She is still famous, though – no recent achievements to match her stint on Eastenders or her Number One, but none of the small humiliations of diminishing celebrity, either: no Celebrity Big Brother stints, no grisly comebacks. And the reason, I think, was also key to her acting and pop success: in her heyday there was something essentially likeable about McCutcheon – to be cynical, there was no money, or audience, in seeing her embarrassed or made to look bad. Which is not at all true of many celebrities. Bad things happening to her were another matter, though.
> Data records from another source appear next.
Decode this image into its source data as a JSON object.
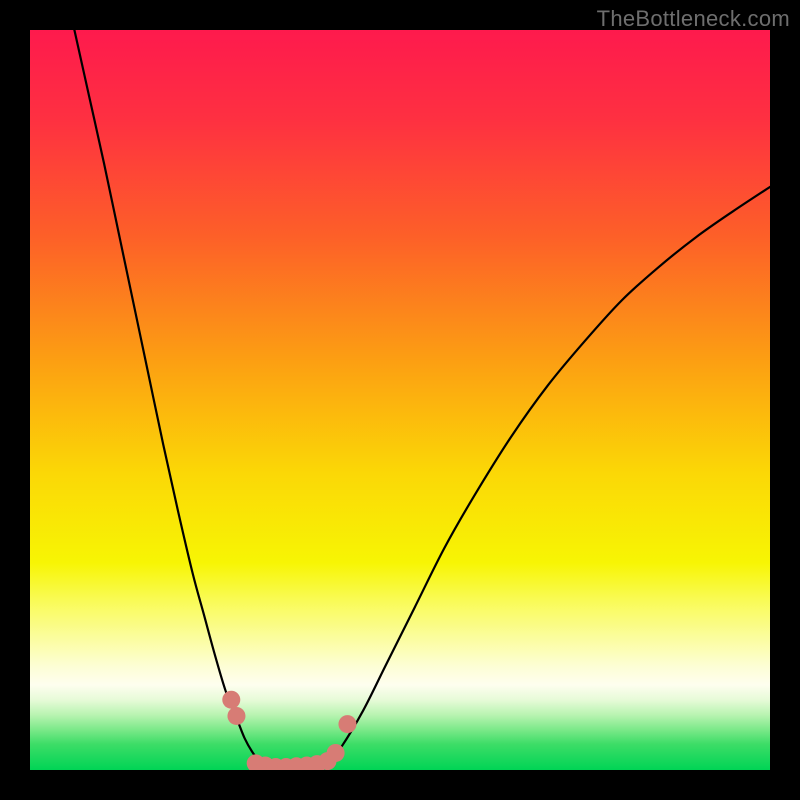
{
  "watermark": "TheBottleneck.com",
  "chart_data": {
    "type": "line",
    "title": "",
    "xlabel": "",
    "ylabel": "",
    "xlim": [
      0,
      100
    ],
    "ylim": [
      0,
      100
    ],
    "series": [
      {
        "name": "left-branch",
        "x": [
          6,
          8,
          10,
          12,
          14,
          16,
          18,
          20,
          22,
          23.5,
          25,
          26.5,
          28,
          29,
          30,
          31,
          32
        ],
        "y": [
          100,
          91,
          82,
          72.5,
          63,
          53.5,
          44,
          35,
          26.5,
          21,
          15.5,
          10.5,
          6.8,
          4.3,
          2.5,
          1.2,
          0.5
        ]
      },
      {
        "name": "right-branch",
        "x": [
          40,
          42,
          45,
          48,
          52,
          56,
          60,
          65,
          70,
          75,
          80,
          85,
          90,
          95,
          100
        ],
        "y": [
          0.5,
          3,
          8,
          14,
          22,
          30,
          37,
          45,
          52,
          58,
          63.5,
          68,
          72,
          75.5,
          78.8
        ]
      }
    ],
    "markers": {
      "name": "pink-dots",
      "color": "#d77c75",
      "radius_px": 9,
      "points": [
        {
          "x": 27.2,
          "y": 9.5
        },
        {
          "x": 27.9,
          "y": 7.3
        },
        {
          "x": 30.5,
          "y": 0.9
        },
        {
          "x": 31.8,
          "y": 0.6
        },
        {
          "x": 33.2,
          "y": 0.4
        },
        {
          "x": 34.6,
          "y": 0.4
        },
        {
          "x": 36.0,
          "y": 0.5
        },
        {
          "x": 37.4,
          "y": 0.6
        },
        {
          "x": 38.8,
          "y": 0.8
        },
        {
          "x": 40.2,
          "y": 1.2
        },
        {
          "x": 41.3,
          "y": 2.3
        },
        {
          "x": 42.9,
          "y": 6.2
        }
      ]
    },
    "background_gradient": {
      "type": "vertical",
      "stops": [
        {
          "pos": 0.0,
          "color": "#fe1a4d"
        },
        {
          "pos": 0.12,
          "color": "#fe3041"
        },
        {
          "pos": 0.28,
          "color": "#fd6028"
        },
        {
          "pos": 0.45,
          "color": "#fca012"
        },
        {
          "pos": 0.6,
          "color": "#fbd806"
        },
        {
          "pos": 0.72,
          "color": "#f7f504"
        },
        {
          "pos": 0.77,
          "color": "#f9fb55"
        },
        {
          "pos": 0.82,
          "color": "#fbfd9c"
        },
        {
          "pos": 0.86,
          "color": "#fdfed5"
        },
        {
          "pos": 0.885,
          "color": "#fefeef"
        },
        {
          "pos": 0.905,
          "color": "#e7fbd8"
        },
        {
          "pos": 0.925,
          "color": "#baf4b2"
        },
        {
          "pos": 0.945,
          "color": "#7de98a"
        },
        {
          "pos": 0.965,
          "color": "#3ddd67"
        },
        {
          "pos": 1.0,
          "color": "#00d455"
        }
      ]
    }
  }
}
McCutcheon’s Eastenders character, Tiffany Mitchell, became sensationally popular as a sort of modern-day Little Nell – a kindly soul plot-abused even by the fearsome standards of Walford, E20, who died in a hit-and-run at New Years’ 1998.
McCutcheon had quit the soap specifically to launch a pop career, so all her fans knew “Perfect Moment” was coming, and it’s hard not to feel that some of its huge success came from a wish to give Tiffany a cross-media happy ending. The single even starts with a gentle, gauzy arrangement that suggests some kind of celestial waiting room. Appropriately, on the first few listens I kept getting flashes of pop’s own past lives: a bit of Enya here, a little of the seasonal Spice ballads, and a big Spandau Ballet “True” vibe in the main hook. A firm romantic pedigree, then – and to be cynical again, I wonder if the theme of the song was a go at cornering the first-dance market at the start of wedding season.
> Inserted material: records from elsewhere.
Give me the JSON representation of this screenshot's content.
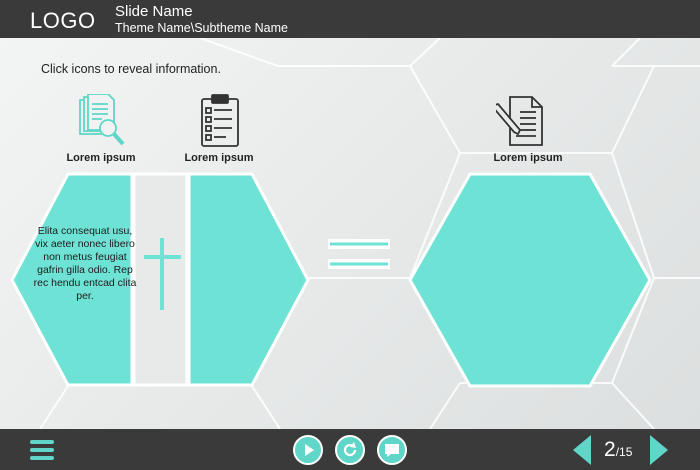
{
  "header": {
    "logo": "LOGO",
    "slide_name": "Slide Name",
    "theme_name": "Theme Name\\Subtheme Name"
  },
  "main": {
    "instruction": "Click icons to reveal information.",
    "icons": [
      {
        "name": "documents-search-icon",
        "label": "Lorem ipsum"
      },
      {
        "name": "clipboard-checklist-icon",
        "label": "Lorem ipsum"
      },
      {
        "name": "document-pencil-icon",
        "label": "Lorem ipsum"
      }
    ],
    "left_text": "Elita consequat usu, vix aeter nonec libero non metus feugiat gafrin gilla odio. Rep rec hendu entcad clita per."
  },
  "footer": {
    "page_current": "2",
    "page_total": "/15"
  },
  "colors": {
    "accent": "#5fd6c8",
    "hex_fill": "#6ee3d5",
    "bar": "#3a3a3a"
  }
}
Whether that’s the case or not, I don’t like it much. Perhaps I’m too cold: this is unashamedly, open-heartedly sentimental as anything since “Mama”. But “Perfect Moment” feels lopsided, too – it uses its best hook right at the beginning and has to hang around for several minutes following it up. It rings the changes – that lurch into “paradise skies / in your eyes” is a genuine surprise – but the song feels more incoherent for it. Next to “Blame It On The Weatherman”, a ballad that keeps building and revealing ideas, it sounds a mess, a box of chocolates left out in the sun. McCutcheon herself is the record’s best asset – there are oversung bits, but she’s a source of needed gusto and the spine of a limpid song. But try all she might, “Perfect Moment” still sounds more like the end of someone’s story than the beginning.